Screenings are available throughout the year to accommodate all first responders in Northern Arizona. Summit Fire Department along with deputies from the Coconino County Sheriff’s Department were among the first agencies to take part in the screenings in March of 2012.
The goal of this program is to provide to Northern Arizona First Responders a heart screening and wellness program which includes a comprehensive and personalized plan assessing a variety of heart disease risk markers as well as environmental, genetic, and lifestyle factors that may contribute to heart disease progression.This advanced screening can detect heart conditions in this high risk population which may not show up during annual physicals and other mandatory health and fitness tests.
Emergency Duties and Deaths from Heart Diseases Among Firefighters in the United States
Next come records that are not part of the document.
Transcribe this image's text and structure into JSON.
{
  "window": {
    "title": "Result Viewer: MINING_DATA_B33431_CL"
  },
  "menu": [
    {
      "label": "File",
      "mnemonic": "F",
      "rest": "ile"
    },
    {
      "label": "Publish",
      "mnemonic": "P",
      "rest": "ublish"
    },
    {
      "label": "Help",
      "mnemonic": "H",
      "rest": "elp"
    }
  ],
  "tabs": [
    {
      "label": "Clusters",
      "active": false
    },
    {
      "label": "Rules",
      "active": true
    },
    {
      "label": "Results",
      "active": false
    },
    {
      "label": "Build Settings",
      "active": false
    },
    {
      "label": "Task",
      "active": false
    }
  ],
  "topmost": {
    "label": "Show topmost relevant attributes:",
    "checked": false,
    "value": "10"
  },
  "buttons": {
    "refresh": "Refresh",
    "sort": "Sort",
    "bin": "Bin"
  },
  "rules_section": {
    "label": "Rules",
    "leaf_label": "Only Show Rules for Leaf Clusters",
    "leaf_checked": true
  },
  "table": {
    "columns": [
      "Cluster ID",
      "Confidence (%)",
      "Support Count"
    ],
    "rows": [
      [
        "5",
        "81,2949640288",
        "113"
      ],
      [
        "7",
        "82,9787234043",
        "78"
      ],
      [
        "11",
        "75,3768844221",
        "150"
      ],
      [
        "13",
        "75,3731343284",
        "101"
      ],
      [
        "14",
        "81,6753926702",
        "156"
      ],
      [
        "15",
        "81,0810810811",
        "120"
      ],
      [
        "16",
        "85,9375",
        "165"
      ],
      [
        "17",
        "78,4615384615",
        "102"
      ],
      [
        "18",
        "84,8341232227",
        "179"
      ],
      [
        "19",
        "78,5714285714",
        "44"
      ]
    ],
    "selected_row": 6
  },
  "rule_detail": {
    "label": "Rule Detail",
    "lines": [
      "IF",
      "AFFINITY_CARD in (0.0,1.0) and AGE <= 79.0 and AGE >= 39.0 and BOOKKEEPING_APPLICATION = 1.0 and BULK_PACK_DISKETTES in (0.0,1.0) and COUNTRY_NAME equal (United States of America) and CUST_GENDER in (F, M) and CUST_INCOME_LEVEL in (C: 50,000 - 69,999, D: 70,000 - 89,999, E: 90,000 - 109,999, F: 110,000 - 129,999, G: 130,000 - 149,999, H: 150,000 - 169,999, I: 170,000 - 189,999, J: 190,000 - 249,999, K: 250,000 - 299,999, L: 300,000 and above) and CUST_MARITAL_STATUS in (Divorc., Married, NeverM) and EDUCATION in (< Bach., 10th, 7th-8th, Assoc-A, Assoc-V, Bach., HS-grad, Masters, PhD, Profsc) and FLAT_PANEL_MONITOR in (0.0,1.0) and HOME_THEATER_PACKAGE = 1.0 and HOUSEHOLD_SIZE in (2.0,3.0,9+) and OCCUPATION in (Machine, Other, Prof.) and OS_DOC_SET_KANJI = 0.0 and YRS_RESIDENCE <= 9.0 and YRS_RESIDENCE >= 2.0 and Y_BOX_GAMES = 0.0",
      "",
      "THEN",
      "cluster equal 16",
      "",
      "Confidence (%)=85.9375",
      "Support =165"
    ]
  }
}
Shadows Foundation “Hearts Worth Saving” program, was created due to the findings of a study done by St. Joseph’s Hospital in Georgia that found firefighters had up to a 300 percent increased risk for heart disease as compared to the general population. As many as one-third of fire fighters had heart disease that was unrelated to traditional risk factors (high blood pressure, high cholesterol, obesity, diabetes & smoking), and 75 percent of heart attacks occurred while on active duty. The study concluded that the increased risk of heart disease was due to the unique combinations of genetics and the firefighter’s work environment.
44 percent of all firefighter deaths were the result of heart attacks or strokes. In contrast internal and head injuries resulted in 27 percent of deaths and suffocation and burns were only 20 percent.
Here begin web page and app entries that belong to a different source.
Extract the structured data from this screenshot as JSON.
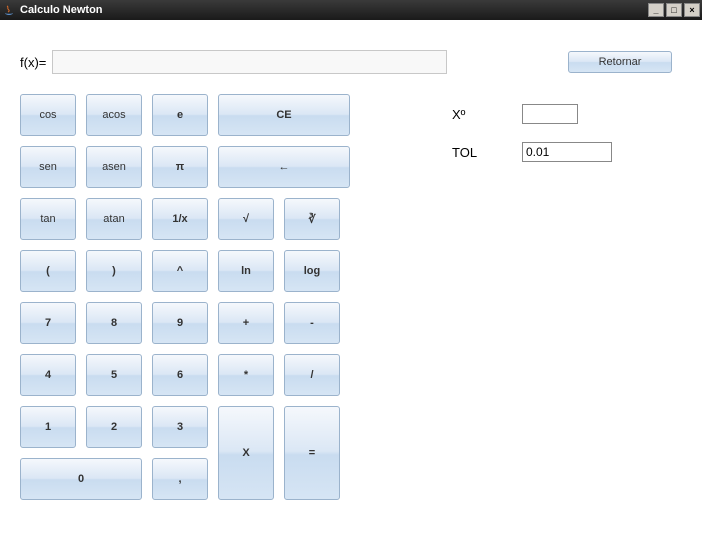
{
  "window": {
    "title": "Calculo Newton"
  },
  "form": {
    "fx_label": "f(x)=",
    "fx_value": "",
    "retornar_label": "Retornar",
    "x0_label": "Xº",
    "x0_value": "",
    "tol_label": "TOL",
    "tol_value": "0.01"
  },
  "buttons": {
    "cos": "cos",
    "acos": "acos",
    "e": "e",
    "ce": "CE",
    "sen": "sen",
    "asen": "asen",
    "pi": "π",
    "back": "←",
    "tan": "tan",
    "atan": "atan",
    "inv": "1/x",
    "sqrt": "√",
    "cbrt": "∛",
    "lparen": "(",
    "rparen": ")",
    "pow": "^",
    "ln": "ln",
    "log": "log",
    "n7": "7",
    "n8": "8",
    "n9": "9",
    "plus": "+",
    "minus": "-",
    "n4": "4",
    "n5": "5",
    "n6": "6",
    "mult": "*",
    "div": "/",
    "n1": "1",
    "n2": "2",
    "n3": "3",
    "x": "X",
    "eq": "=",
    "n0": "0",
    "comma": ","
  }
}
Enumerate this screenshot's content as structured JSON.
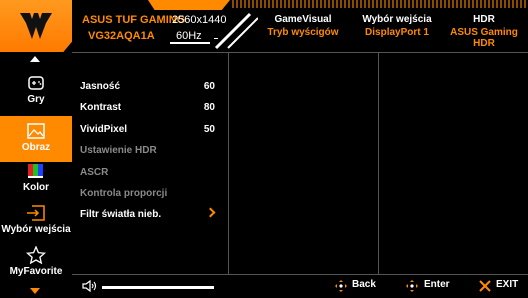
{
  "header": {
    "model_name": "ASUS TUF GAMING",
    "model_code": "VG32AQA1A",
    "resolution": "2560x1440",
    "refresh": "60Hz",
    "info": [
      {
        "title": "GameVisual",
        "value": "Tryb wyścigów"
      },
      {
        "title": "Wybór wejścia",
        "value": "DisplayPort 1"
      },
      {
        "title": "HDR",
        "value": "ASUS Gaming HDR"
      }
    ]
  },
  "sidebar": {
    "items": [
      {
        "label": "Gry",
        "icon": "gamepad-icon"
      },
      {
        "label": "Obraz",
        "icon": "image-icon",
        "active": true
      },
      {
        "label": "Kolor",
        "icon": "color-palette-icon"
      },
      {
        "label": "Wybór wejścia",
        "icon": "input-select-icon"
      },
      {
        "label": "MyFavorite",
        "icon": "star-icon"
      }
    ]
  },
  "menu": {
    "items": [
      {
        "label": "Jasność",
        "value": "60",
        "enabled": true
      },
      {
        "label": "Kontrast",
        "value": "80",
        "enabled": true
      },
      {
        "label": "VividPixel",
        "value": "50",
        "enabled": true
      },
      {
        "label": "Ustawienie HDR",
        "value": "",
        "enabled": false
      },
      {
        "label": "ASCR",
        "value": "",
        "enabled": false
      },
      {
        "label": "Kontrola proporcji",
        "value": "",
        "enabled": false
      },
      {
        "label": "Filtr światła nieb.",
        "value": "",
        "enabled": true
      }
    ]
  },
  "bottom": {
    "back": "Back",
    "enter": "Enter",
    "exit": "EXIT"
  },
  "colors": {
    "accent": "#ff8a00",
    "background": "#000000",
    "dim_text": "#8a8a8a"
  }
}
Experts believe that working in fast-paced, high-stress conditions such as burning buildings, dangerous and life-threatening environments, life-saving circumstances and unfamiliar surroundings, along with strenuous physical activity and interrupted sleep and eating patterns can place a large strain on the heart and exacerbate underlying conditions.
If you are a First Responder and would like to participate in the "Hearts Worth Savings" Screening Program please email email@example.com
Inspiration behind “Hearts Worth Saving”
Patrick Burns, a local firefighter, is a prime example of how his genetics and career nearly killed him. In November 2009, while out jogging, Patrick had a heart attack. It was his fellow firefighters at Summit Fire Department and paramedics from Guardian Medical Transport that sped to his rescue. They started life-saving care on Patrick, then quickly transported him to Flagstaff Medical Center. Immediate tests showed Patrick had a critical blockage in one of the arteries in his heart. Interventional cardiologist Omar Wani, M.D., inserted a stent into the artery, allowing the blood to once again flow to the heart – saving Patrick’s heart and his life.
Further tests revealed that Patrick was at a high risk of having a heart attack, even though he was young, strong, healthy and had just passed his firefighter’s physical and stress test. What Patrick didn’t know was that his family history of heart disease and the stress of being a firefighter was a ticking time bomb. For Patrick, it wasn’t a matter of if he would have a heart attack, but when.
Since that day, Patrick has become an advocate for advanced heart screenings for all first responders. Patrick contacted the Shadows Foundation and along with Vicki Burton developed the Hearts Worth Saving Program.